> _Directions_:
Return the data below exactly, minus the pictures.

[Dataset excerpts]

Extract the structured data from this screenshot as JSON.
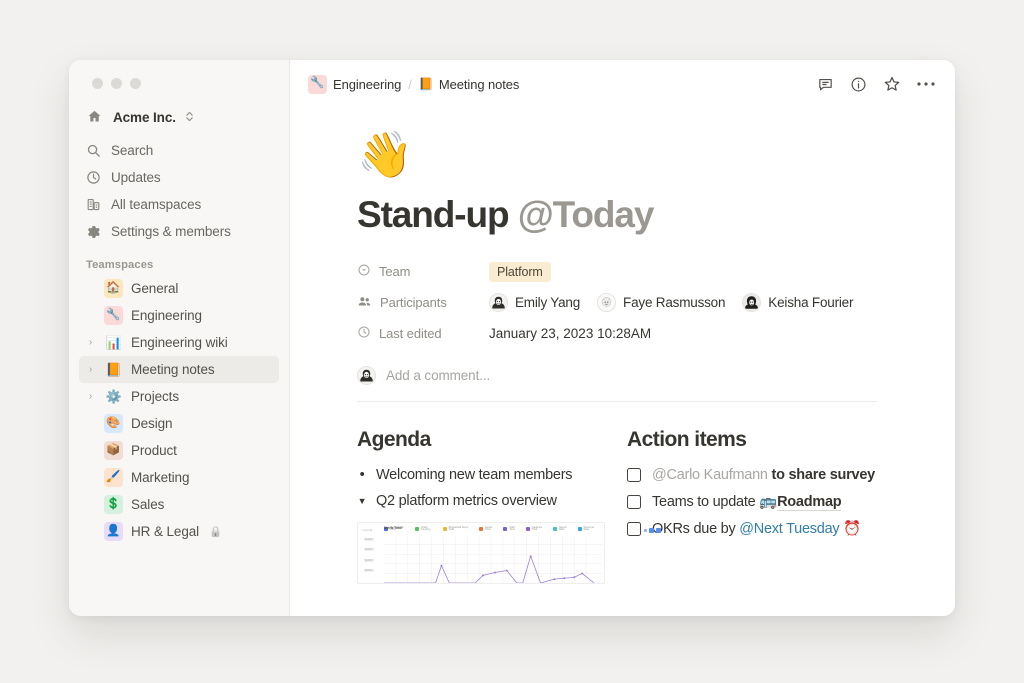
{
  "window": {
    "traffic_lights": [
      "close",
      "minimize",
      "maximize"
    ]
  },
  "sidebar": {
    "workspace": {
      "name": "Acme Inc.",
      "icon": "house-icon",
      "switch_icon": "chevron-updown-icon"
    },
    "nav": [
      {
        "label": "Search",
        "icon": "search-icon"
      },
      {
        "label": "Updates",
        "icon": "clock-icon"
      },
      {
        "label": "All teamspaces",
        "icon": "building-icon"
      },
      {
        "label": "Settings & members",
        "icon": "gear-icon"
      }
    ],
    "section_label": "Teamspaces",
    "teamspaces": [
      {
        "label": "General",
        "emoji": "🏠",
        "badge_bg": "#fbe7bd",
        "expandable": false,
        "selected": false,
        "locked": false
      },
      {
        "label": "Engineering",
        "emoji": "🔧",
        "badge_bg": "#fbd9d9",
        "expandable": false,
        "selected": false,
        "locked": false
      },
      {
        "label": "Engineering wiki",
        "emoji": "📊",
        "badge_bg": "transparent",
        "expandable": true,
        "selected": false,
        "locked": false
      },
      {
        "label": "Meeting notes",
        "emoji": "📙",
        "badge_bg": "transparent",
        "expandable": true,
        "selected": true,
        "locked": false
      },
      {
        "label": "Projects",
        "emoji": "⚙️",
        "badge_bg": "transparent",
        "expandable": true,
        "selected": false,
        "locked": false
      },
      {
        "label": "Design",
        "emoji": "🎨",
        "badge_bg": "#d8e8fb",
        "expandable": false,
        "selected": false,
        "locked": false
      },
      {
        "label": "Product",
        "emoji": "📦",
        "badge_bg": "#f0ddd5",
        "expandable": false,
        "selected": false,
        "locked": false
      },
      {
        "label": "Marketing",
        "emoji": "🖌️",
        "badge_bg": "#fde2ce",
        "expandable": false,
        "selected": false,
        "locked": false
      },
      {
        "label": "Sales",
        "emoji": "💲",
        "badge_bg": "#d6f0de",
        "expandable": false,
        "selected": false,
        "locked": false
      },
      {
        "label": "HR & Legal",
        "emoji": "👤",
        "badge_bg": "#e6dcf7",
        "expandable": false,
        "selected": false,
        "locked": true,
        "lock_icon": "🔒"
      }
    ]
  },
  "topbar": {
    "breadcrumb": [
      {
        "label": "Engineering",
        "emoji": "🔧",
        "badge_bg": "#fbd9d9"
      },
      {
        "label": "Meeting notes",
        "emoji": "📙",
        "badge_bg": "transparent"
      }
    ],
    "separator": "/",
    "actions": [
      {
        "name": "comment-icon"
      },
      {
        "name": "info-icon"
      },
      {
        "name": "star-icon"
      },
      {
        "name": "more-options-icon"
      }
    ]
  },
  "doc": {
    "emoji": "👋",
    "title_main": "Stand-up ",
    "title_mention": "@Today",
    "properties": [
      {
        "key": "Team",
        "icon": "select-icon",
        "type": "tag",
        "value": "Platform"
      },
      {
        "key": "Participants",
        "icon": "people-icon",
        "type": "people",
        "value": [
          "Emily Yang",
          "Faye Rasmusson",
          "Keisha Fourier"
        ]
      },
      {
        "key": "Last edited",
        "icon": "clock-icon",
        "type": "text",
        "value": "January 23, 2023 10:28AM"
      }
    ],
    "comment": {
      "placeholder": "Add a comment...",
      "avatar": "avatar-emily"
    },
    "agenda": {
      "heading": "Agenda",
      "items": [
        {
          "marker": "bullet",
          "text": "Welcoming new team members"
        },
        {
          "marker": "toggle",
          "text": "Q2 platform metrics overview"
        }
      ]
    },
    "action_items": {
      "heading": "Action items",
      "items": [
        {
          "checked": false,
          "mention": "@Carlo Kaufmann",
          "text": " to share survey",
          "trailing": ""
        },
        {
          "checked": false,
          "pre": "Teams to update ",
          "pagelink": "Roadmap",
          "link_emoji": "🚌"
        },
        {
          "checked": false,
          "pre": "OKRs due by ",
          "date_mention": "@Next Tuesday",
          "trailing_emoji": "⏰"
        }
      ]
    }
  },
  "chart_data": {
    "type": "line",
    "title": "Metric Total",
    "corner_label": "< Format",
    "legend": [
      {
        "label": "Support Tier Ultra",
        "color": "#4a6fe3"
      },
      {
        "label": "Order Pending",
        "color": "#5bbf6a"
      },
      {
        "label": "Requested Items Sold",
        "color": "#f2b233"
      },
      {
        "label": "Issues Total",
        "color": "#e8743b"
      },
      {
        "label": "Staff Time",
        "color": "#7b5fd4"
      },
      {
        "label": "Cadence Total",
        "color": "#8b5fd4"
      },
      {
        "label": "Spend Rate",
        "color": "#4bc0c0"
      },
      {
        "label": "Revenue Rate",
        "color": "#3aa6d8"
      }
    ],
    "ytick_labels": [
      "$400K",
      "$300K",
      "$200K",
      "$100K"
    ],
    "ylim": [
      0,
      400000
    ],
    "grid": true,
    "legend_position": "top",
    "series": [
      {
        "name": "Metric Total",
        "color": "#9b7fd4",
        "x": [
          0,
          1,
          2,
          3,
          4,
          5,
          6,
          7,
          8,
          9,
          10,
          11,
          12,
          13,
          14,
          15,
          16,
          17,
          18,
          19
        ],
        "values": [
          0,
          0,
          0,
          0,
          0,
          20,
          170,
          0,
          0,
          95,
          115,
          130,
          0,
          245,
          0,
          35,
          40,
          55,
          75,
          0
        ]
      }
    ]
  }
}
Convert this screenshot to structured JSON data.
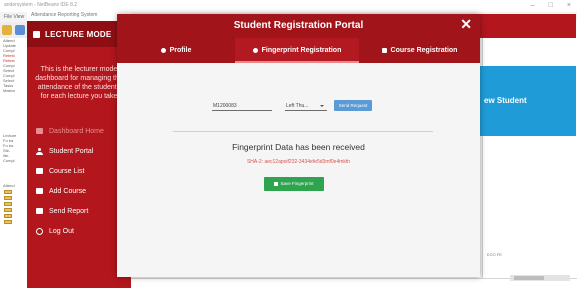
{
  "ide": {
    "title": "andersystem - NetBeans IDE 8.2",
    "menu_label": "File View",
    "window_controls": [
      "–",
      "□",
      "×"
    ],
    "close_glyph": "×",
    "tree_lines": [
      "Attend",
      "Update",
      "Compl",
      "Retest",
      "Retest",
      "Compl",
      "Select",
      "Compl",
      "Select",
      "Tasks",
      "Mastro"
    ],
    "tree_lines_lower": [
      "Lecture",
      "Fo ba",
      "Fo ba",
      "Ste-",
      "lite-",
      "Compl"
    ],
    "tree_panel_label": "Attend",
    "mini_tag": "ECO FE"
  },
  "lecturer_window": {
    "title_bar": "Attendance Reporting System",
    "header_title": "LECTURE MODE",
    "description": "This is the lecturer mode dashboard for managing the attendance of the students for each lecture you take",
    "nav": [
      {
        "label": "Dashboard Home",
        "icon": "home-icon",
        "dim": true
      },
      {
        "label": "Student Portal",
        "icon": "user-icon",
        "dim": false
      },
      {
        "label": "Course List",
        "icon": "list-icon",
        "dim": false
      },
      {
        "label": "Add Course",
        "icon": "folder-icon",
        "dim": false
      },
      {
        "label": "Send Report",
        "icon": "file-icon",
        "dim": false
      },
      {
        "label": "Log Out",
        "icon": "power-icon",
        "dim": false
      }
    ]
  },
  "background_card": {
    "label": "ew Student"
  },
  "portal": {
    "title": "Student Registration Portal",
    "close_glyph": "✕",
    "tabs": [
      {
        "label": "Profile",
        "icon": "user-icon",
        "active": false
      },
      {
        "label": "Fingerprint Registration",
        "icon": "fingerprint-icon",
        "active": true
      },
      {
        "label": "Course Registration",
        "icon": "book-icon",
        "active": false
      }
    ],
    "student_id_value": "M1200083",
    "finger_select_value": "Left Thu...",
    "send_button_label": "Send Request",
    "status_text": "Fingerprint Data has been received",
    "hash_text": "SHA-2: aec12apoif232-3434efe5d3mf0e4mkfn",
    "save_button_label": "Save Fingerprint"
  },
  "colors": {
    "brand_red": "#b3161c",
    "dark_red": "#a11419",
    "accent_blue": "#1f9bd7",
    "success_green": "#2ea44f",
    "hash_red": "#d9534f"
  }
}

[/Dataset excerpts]

> _Result of the exercise_:
Extract the structured data from this screenshot as JSON.
{
  "window": {
    "traffic_lights": [
      "close",
      "minimize",
      "maximize"
    ]
  },
  "sidebar": {
    "workspace": {
      "name": "Acme Inc.",
      "icon": "house-icon",
      "switch_icon": "chevron-updown-icon"
    },
    "nav": [
      {
        "label": "Search",
        "icon": "search-icon"
      },
      {
        "label": "Updates",
        "icon": "clock-icon"
      },
      {
        "label": "All teamspaces",
        "icon": "building-icon"
      },
      {
        "label": "Settings & members",
        "icon": "gear-icon"
      }
    ],
    "section_label": "Teamspaces",
    "teamspaces": [
      {
        "label": "General",
        "emoji": "🏠",
        "badge_bg": "#fbe7bd",
        "expandable": false,
        "selected": false,
        "locked": false
      },
      {
        "label": "Engineering",
        "emoji": "🔧",
        "badge_bg": "#fbd9d9",
        "expandable": false,
        "selected": false,
        "locked": false
      },
      {
        "label": "Engineering wiki",
        "emoji": "📊",
        "badge_bg": "transparent",
        "expandable": true,
        "selected": false,
        "locked": false
      },
      {
        "label": "Meeting notes",
        "emoji": "📙",
        "badge_bg": "transparent",
        "expandable": true,
        "selected": true,
        "locked": false
      },
      {
        "label": "Projects",
        "emoji": "⚙️",
        "badge_bg": "transparent",
        "expandable": true,
        "selected": false,
        "locked": false
      },
      {
        "label": "Design",
        "emoji": "🎨",
        "badge_bg": "#d8e8fb",
        "expandable": false,
        "selected": false,
        "locked": false
      },
      {
        "label": "Product",
        "emoji": "📦",
        "badge_bg": "#f0ddd5",
        "expandable": false,
        "selected": false,
        "locked": false
      },
      {
        "label": "Marketing",
        "emoji": "🖌️",
        "badge_bg": "#fde2ce",
        "expandable": false,
        "selected": false,
        "locked": false
      },
      {
        "label": "Sales",
        "emoji": "💲",
        "badge_bg": "#d6f0de",
        "expandable": false,
        "selected": false,
        "locked": false
      },
      {
        "label": "HR & Legal",
        "emoji": "👤",
        "badge_bg": "#e6dcf7",
        "expandable": false,
        "selected": false,
        "locked": true,
        "lock_icon": "🔒"
      }
    ]
  },
  "topbar": {
    "breadcrumb": [
      {
        "label": "Engineering",
        "emoji": "🔧",
        "badge_bg": "#fbd9d9"
      },
      {
        "label": "Meeting notes",
        "emoji": "📙",
        "badge_bg": "transparent"
      }
    ],
    "separator": "/",
    "actions": [
      {
        "name": "comment-icon"
      },
      {
        "name": "info-icon"
      },
      {
        "name": "star-icon"
      },
      {
        "name": "more-options-icon"
      }
    ]
  },
  "doc": {
    "emoji": "👋",
    "title_main": "Stand-up ",
    "title_mention": "@Today",
    "properties": [
      {
        "key": "Team",
        "icon": "select-icon",
        "type": "tag",
        "value": "Platform"
      },
      {
        "key": "Participants",
        "icon": "people-icon",
        "type": "people",
        "value": [
          "Emily Yang",
          "Faye Rasmusson",
          "Keisha Fourier"
        ]
      },
      {
        "key": "Last edited",
        "icon": "clock-icon",
        "type": "text",
        "value": "January 23, 2023 10:28AM"
      }
    ],
    "comment": {
      "placeholder": "Add a comment...",
      "avatar": "avatar-emily"
    },
    "agenda": {
      "heading": "Agenda",
      "items": [
        {
          "marker": "bullet",
          "text": "Welcoming new team members"
        },
        {
          "marker": "toggle",
          "text": "Q2 platform metrics overview"
        }
      ]
    },
    "action_items": {
      "heading": "Action items",
      "items": [
        {
          "checked": false,
          "mention": "@Carlo Kaufmann",
          "text": " to share survey",
          "trailing": ""
        },
        {
          "checked": false,
          "pre": "Teams to update ",
          "pagelink": "Roadmap",
          "link_emoji": "🚌"
        },
        {
          "checked": false,
          "pre": "OKRs due by ",
          "date_mention": "@Next Tuesday",
          "trailing_emoji": "⏰"
        }
      ]
    }
  },
  "chart_data": {
    "type": "line",
    "title": "Metric Total",
    "corner_label": "< Format",
    "legend": [
      {
        "label": "Support Tier Ultra",
        "color": "#4a6fe3"
      },
      {
        "label": "Order Pending",
        "color": "#5bbf6a"
      },
      {
        "label": "Requested Items Sold",
        "color": "#f2b233"
      },
      {
        "label": "Issues Total",
        "color": "#e8743b"
      },
      {
        "label": "Staff Time",
        "color": "#7b5fd4"
      },
      {
        "label": "Cadence Total",
        "color": "#8b5fd4"
      },
      {
        "label": "Spend Rate",
        "color": "#4bc0c0"
      },
      {
        "label": "Revenue Rate",
        "color": "#3aa6d8"
      }
    ],
    "ytick_labels": [
      "$400K",
      "$300K",
      "$200K",
      "$100K"
    ],
    "ylim": [
      0,
      400000
    ],
    "grid": true,
    "legend_position": "top",
    "series": [
      {
        "name": "Metric Total",
        "color": "#9b7fd4",
        "x": [
          0,
          1,
          2,
          3,
          4,
          5,
          6,
          7,
          8,
          9,
          10,
          11,
          12,
          13,
          14,
          15,
          16,
          17,
          18,
          19
        ],
        "values": [
          0,
          0,
          0,
          0,
          0,
          20,
          170,
          0,
          0,
          95,
          115,
          130,
          0,
          245,
          0,
          35,
          40,
          55,
          75,
          0
        ]
      }
    ]
  }
}
Convert this screenshot to structured JSON data.
{
  "ide": {
    "title": "andersystem - NetBeans IDE 8.2",
    "menu_label": "File View",
    "window_controls": [
      "–",
      "□",
      "×"
    ],
    "close_glyph": "×",
    "tree_lines": [
      "Attend",
      "Update",
      "Compl",
      "Retest",
      "Retest",
      "Compl",
      "Select",
      "Compl",
      "Select",
      "Tasks",
      "Mastro"
    ],
    "tree_lines_lower": [
      "Lecture",
      "Fo ba",
      "Fo ba",
      "Ste-",
      "lite-",
      "Compl"
    ],
    "tree_panel_label": "Attend",
    "mini_tag": "ECO FE"
  },
  "lecturer_window": {
    "title_bar": "Attendance Reporting System",
    "header_title": "LECTURE MODE",
    "description": "This is the lecturer mode dashboard for managing the attendance of the students for each lecture you take",
    "nav": [
      {
        "label": "Dashboard Home",
        "icon": "home-icon",
        "dim": true
      },
      {
        "label": "Student Portal",
        "icon": "user-icon",
        "dim": false
      },
      {
        "label": "Course List",
        "icon": "list-icon",
        "dim": false
      },
      {
        "label": "Add Course",
        "icon": "folder-icon",
        "dim": false
      },
      {
        "label": "Send Report",
        "icon": "file-icon",
        "dim": false
      },
      {
        "label": "Log Out",
        "icon": "power-icon",
        "dim": false
      }
    ]
  },
  "background_card": {
    "label": "ew Student"
  },
  "portal": {
    "title": "Student Registration Portal",
    "close_glyph": "✕",
    "tabs": [
      {
        "label": "Profile",
        "icon": "user-icon",
        "active": false
      },
      {
        "label": "Fingerprint Registration",
        "icon": "fingerprint-icon",
        "active": true
      },
      {
        "label": "Course Registration",
        "icon": "book-icon",
        "active": false
      }
    ],
    "student_id_value": "M1200083",
    "finger_select_value": "Left Thu...",
    "send_button_label": "Send Request",
    "status_text": "Fingerprint Data has been received",
    "hash_text": "SHA-2: aec12apoif232-3434efe5d3mf0e4mkfn",
    "save_button_label": "Save Fingerprint"
  },
  "colors": {
    "brand_red": "#b3161c",
    "dark_red": "#a11419",
    "accent_blue": "#1f9bd7",
    "success_green": "#2ea44f",
    "hash_red": "#d9534f"
  }
}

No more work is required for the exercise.